Drupal is the world’s second favourite CMS behind WordPress and about one in ten of the Drupal sites on the web are still running version 6.
It’s popularity makes it a massive and easily probed target for criminals.
Keeping enormous technology monocultures like the WordPress and Drupal installed bases secure relies on good quality code and quality assurance, vigilant security teams and the ability to produce and disseminate patches quickly.
Automated attacks can begin within hours of vulnerabilities being announced and if your site is on the public internet it will be put to the test routinely by criminals.
If you’re still running version 6 then there is one branch line you can continue to travel, for now at least.
In January, the Drupal community announced three vendors had qualified to provide paid Long Term Support for Drupal 6. Those vendors will themselves receive assistance from the Drupal Security team and are in turn obliged to abide by the same disclosure policy and release patches on drupal.org’s Long Term Support page.
You do have to pay for that support though and it remains to be seen if these organisations can match the Drupal Security team or how long it will be commercially viable for them to provide support.
Site owners would still be well advised to make upgrading an urgent priority.
Those who want to stick with Drupal have two newer versions to choose from:
Drupal 8 core also provides a Migration path directly from Drupal 6 as an experimental feature, so sites can update directly to Drupal 8 using either a user interface or with Drush.

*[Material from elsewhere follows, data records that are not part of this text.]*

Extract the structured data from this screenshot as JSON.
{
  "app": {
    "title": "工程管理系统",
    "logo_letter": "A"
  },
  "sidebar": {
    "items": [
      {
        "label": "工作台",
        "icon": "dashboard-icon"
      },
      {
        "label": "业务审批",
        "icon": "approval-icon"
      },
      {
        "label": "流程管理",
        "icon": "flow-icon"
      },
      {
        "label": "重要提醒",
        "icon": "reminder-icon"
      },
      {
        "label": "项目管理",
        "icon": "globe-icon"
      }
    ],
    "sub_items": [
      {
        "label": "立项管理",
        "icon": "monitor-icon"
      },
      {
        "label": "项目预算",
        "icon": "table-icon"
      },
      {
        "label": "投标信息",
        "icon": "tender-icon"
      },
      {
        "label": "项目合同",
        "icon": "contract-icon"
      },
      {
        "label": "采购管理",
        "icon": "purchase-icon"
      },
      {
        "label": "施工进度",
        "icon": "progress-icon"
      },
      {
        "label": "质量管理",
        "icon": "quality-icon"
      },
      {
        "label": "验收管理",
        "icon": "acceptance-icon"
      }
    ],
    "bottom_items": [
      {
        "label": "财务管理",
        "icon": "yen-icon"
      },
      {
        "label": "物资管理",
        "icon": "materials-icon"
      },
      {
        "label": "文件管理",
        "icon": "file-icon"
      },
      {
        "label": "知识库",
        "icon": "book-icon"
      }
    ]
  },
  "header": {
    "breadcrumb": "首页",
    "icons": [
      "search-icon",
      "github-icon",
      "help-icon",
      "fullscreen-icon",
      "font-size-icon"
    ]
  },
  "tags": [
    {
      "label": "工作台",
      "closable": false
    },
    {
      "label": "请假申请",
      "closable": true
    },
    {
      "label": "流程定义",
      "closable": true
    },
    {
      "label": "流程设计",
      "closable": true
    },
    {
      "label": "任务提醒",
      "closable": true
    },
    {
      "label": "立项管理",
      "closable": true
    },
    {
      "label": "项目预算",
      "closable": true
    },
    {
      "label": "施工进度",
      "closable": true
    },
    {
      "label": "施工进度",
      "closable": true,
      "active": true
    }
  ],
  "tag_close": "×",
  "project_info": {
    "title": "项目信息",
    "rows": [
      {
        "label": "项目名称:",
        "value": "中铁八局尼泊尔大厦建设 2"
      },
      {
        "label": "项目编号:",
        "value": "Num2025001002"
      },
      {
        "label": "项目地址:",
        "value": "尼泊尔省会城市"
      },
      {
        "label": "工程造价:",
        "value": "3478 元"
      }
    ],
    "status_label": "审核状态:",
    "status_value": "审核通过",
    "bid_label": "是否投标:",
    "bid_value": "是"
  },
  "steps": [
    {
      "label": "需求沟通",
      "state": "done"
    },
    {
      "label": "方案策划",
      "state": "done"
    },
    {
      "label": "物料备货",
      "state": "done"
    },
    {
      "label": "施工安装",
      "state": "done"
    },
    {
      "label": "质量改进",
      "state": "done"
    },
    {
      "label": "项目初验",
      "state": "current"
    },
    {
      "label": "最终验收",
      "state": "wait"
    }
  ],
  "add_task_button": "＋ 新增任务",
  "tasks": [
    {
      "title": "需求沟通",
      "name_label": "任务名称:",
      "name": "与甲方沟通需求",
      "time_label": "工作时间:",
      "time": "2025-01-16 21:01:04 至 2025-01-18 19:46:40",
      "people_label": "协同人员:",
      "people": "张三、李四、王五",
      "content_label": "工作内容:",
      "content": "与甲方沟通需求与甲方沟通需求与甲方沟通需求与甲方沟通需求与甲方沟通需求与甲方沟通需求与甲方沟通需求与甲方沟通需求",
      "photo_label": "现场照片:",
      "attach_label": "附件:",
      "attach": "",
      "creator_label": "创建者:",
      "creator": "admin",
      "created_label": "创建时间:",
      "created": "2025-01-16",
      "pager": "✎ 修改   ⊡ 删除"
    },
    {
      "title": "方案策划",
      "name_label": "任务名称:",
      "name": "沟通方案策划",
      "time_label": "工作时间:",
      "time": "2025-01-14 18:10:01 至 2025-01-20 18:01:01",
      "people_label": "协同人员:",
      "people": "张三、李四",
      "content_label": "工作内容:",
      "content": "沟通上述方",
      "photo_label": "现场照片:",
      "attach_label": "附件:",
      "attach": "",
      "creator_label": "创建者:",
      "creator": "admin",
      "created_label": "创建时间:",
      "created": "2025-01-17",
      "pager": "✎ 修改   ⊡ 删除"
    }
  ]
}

See Executing a Drupal 6/7 to Drupal 8 upgrade for more details. The Migrate feature will be fully supported in a later minor release of Drupal 8.
Drupal 7 remains fully supported, so Drupal 6 sites can also update to Drupal 7 using the core update feature when that is a better fit. Drupal 7 is estimated to be supported until Drupal 9 is released, or later. For more information follow: [policy, no patch] Drupal 7 (and 8) EOL timing.
Switching lines entirely is also an option – the popular open source CMSes tend to make importing and exporting data easy and there’s a wealth of tools to help you migrate to alternative platforms like WordPress and Joomla.
The more complex and customised your site is the more difficult the migration is likely to be though, no matter how you travel.
New major versions of Drupal tend to appear every few years and because the community only supports the two most recent versions of the software, the third oldest version normally goes out of support as soon as the new version is released.
New Drupal versions are released when they’re ready (rather than to a schedule) and are incompatible with each other and existing 3rd party plugins. This forces site owners in to running migration projects and makes planning the resources for those projects more difficult.
Mindful of this, and the number of users who’d immediately fall foul of the lack of support, the Drupal Community gave version 6 users a three month stay of execution after the release of Drupal 8 on 9 November 2015.
Drupal site owners have now had five years to upgrade to version 7 and yet one in ten still hasn’t.
There are very good reasons why the Drupal Community releases software in the way it does but it stands in contrast to the general trend towards smaller, more compatible, more frequent and automatically deployed software releases.
The number of sites left behind in this release cycle should be a concern to both the Drupal Community and everyone else because compromised sites don’t just affect the owner, they affect all of us.
Image of end of railway line courtesy of Shutterstock.com